Recyclebank's CEO Jonathan Hsu On New Site, Rewarding Green Behavior Beyond The Bin

Recyclebank — a loyalty rewards program that encourages people to lower the environmental impact of their lifestyles, for example, by recycling more and tossing less — introduced a redesigned website and mobile apps, and began offering new services to customers and partners on Monday.

Chief executive of Recyclebank, Jonathan Hsu, said some of the new features he’s excited about, include:

    1. “Learn and earn” quizzes that give RecycleBank users a small number of redeemable points for correctly answering questions about ecology, energy and the like.

    2. Local search capabilities, encouraging users to do more “green” things around their communities, or to buy from more green service providers and suppliers near their homes, for points.

    3. Rewards from more local, small-to-medium sized businesses, so members can cash in points for a discount at a sustainable grocer or dry cleaner within their zip code, not just redeem points for freebies and discounts from large chains.

    4. Facebook, Twitter and further mobile integrations that let RecycleBank users interact with or access the site’s content and features via their iPhones and iPads now, and in coming quarters their Android devices.

Hsu recently completed his first 100 days as CEO at Recyclebank.
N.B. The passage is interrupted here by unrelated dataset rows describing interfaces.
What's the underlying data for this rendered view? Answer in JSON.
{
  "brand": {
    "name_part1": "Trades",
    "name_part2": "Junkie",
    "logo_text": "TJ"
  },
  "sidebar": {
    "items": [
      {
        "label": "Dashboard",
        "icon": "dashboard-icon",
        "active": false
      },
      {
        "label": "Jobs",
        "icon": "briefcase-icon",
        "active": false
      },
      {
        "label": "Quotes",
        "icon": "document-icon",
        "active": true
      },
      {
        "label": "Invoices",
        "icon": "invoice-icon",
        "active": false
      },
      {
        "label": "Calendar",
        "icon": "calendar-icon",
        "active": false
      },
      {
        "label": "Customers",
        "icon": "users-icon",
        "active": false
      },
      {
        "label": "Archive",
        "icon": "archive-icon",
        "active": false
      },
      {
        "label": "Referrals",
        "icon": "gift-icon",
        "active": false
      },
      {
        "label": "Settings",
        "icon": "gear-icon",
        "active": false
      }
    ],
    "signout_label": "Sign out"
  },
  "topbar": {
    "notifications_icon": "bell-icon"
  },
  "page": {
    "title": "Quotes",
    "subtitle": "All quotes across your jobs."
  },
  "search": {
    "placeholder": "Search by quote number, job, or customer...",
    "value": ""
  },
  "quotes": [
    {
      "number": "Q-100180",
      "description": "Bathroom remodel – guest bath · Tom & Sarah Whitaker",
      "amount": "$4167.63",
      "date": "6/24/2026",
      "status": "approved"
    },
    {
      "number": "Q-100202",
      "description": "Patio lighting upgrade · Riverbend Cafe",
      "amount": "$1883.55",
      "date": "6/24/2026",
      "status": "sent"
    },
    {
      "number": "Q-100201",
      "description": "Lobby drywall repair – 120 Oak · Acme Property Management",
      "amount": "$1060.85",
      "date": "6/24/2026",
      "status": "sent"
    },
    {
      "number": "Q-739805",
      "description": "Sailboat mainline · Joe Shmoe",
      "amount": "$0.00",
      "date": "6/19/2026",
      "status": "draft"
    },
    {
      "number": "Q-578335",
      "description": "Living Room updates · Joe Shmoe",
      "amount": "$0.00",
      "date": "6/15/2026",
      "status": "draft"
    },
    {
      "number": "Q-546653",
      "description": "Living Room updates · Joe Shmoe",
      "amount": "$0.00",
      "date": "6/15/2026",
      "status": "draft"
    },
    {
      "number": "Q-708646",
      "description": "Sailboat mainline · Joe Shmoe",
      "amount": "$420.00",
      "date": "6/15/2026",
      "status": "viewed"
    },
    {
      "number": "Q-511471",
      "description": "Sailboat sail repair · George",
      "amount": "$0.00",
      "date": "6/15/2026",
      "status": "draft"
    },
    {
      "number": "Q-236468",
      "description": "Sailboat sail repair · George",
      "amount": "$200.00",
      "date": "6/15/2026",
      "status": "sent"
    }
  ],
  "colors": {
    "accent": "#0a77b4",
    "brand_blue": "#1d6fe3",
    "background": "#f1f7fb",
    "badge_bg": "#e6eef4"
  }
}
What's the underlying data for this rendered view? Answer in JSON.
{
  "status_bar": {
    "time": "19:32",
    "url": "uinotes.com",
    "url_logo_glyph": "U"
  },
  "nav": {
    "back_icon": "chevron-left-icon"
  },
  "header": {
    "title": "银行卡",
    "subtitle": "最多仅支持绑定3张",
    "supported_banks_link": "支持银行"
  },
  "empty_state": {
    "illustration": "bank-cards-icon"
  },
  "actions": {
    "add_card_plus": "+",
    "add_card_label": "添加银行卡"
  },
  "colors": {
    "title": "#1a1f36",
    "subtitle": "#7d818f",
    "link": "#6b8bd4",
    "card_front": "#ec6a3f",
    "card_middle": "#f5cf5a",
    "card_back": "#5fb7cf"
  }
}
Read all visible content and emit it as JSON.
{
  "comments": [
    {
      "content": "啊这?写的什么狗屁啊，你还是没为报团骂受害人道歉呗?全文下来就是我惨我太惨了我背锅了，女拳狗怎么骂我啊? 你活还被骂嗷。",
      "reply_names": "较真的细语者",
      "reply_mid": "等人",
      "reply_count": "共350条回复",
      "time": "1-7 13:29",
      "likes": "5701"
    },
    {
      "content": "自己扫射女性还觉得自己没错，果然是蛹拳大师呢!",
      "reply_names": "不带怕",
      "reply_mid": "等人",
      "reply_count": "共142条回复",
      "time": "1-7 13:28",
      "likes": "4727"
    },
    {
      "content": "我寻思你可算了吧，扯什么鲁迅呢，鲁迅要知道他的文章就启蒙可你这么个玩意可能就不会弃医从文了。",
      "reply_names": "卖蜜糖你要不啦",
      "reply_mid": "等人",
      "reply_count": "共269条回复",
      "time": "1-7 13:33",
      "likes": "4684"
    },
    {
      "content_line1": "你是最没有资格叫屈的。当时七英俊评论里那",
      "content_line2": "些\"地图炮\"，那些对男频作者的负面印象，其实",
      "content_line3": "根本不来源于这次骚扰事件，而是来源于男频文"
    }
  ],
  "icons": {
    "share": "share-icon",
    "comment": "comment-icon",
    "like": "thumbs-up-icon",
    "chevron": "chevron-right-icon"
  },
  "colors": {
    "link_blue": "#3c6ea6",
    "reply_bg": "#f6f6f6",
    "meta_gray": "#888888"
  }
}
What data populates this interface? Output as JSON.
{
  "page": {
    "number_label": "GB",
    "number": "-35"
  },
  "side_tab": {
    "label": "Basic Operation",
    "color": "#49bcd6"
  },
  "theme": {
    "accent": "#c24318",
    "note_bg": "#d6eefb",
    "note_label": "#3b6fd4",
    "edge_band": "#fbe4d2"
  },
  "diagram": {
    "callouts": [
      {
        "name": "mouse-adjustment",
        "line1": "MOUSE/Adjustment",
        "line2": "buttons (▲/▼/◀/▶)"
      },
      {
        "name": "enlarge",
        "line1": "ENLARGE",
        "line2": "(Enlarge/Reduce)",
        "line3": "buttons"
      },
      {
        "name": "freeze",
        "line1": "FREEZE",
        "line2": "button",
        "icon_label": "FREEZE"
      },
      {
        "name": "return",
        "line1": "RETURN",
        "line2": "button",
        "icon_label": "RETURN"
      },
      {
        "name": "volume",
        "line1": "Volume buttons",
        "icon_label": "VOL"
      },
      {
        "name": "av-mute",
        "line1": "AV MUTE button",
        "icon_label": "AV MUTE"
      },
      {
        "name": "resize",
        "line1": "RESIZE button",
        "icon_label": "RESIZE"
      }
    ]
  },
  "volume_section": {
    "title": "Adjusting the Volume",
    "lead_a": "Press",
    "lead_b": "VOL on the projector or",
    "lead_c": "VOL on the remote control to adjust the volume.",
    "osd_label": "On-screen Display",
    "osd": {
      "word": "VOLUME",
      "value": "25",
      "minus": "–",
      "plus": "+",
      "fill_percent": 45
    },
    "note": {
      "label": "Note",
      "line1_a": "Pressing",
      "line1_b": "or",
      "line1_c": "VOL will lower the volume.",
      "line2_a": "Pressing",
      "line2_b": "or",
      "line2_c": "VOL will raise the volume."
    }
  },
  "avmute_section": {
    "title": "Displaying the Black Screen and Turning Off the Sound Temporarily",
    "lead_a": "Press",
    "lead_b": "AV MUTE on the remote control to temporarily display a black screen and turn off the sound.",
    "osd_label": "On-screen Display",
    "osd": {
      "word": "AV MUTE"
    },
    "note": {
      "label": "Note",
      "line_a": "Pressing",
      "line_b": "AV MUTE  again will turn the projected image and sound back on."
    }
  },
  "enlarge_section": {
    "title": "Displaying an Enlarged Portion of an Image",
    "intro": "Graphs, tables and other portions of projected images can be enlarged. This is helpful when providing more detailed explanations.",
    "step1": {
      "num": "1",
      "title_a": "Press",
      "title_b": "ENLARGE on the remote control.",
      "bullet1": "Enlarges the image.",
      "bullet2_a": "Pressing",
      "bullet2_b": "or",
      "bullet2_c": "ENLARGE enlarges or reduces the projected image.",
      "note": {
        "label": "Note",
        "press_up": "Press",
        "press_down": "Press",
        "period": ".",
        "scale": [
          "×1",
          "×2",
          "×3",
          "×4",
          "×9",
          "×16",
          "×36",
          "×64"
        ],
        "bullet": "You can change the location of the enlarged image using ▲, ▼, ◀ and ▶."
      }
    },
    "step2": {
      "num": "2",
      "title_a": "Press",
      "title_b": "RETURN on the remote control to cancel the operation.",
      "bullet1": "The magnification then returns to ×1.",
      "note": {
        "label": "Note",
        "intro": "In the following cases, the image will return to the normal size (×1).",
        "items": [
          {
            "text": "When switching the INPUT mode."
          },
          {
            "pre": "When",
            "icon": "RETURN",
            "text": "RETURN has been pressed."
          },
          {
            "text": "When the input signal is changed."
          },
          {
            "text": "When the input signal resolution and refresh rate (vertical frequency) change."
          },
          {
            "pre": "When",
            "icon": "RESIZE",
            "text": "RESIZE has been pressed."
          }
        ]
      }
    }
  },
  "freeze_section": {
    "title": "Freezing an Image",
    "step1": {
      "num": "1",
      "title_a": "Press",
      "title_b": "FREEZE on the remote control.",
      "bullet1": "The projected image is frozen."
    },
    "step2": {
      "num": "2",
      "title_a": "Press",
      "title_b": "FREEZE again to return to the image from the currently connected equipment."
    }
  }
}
The New York City startup is venture-backed by Kleiner Perkins, RRE Ventures and Sigma Partners, and was originally founded by Ron Gonen [editor’s note: to a commenter’s point, Gonen was the startup’s original CEO, and worked with co-founder Patrick FitzGerald to start the company]. Hsu said that the site and its new features hint at some of the changes to come for Recyclebank, overall:

“Today, Recyclebank is an innovative program to increase recycling in over 300 cities in the U.S. and U.K. The site redesign is all about the member experience. [It will] let members see their impact from recycling, and a number of other sustainable and community enhancing behaviors, beyond that, now. It helps people understand the context of their actions and where they fit in the world.”

With the ramped up search and content, the company stands to double its advertising and sponsorship revenue within two years. Hsu confirmed about 10 percent of RecycleBank’s revenue comes from ads and sponsored content now, and that even at maturity, it won’t likely comprise more than 25 percent.

Recyclebank’s move to offer points to users who implement energy efficiency measures at home — whether that’s by installing solar panels, turning off the lights more frequently, or insulating their homes better — could spell competition for other startups in the green consumer web space, from OPOWER to EnergySavvy.

Hsu says, however, he envisions Recyclebank as an agnostic provider of rewards programs to motivate and reward environmentally sound behavior, and help other companies do the same.

The CEO explained:

“In order to make a real impact, and move what’s going on in our communities and environment in a better direction, we have to collaborate with one another rather than compete.

Here’s an example, some waste haulers have their own incentive programs [editor’s note: like Waste Management’s Greenopolis]. However, we still work with three of the largest waste haulers in the world, Waste Connections, Republic, and Veolia.

In energy, there are a lot of individual device makers — including smart meter and solar companies — who have approached us to offer their products within our rewards catalog, to reach new members through our service and turn them into customers. Even more of them have asked us to allow their businesses to utilize our green currency to incent people to go ahead and make purchases [so they’ll earn points for using the devices over time].

Now, we’re lead generating for energy businesses, and motivating people through incentives around more than recycling. We are already working with Efficiency 2.0, but also hope to work directly with utilities like Duke Energy on this.”

Today, only a small amount of the company’s revenue comes from companies paying to offer green points to RecycleBank users, or “affiliate commerce.” Hsu says that should come to comprise the largest piece of Recyclebank’s business, over time.

The bulk of the company’s revenue currently comes from municipalities and waste hauler partners who pay Recyclebank a percentage of increased savings they generate by diverting trash from the waste stream to the recycling stream per city or campus.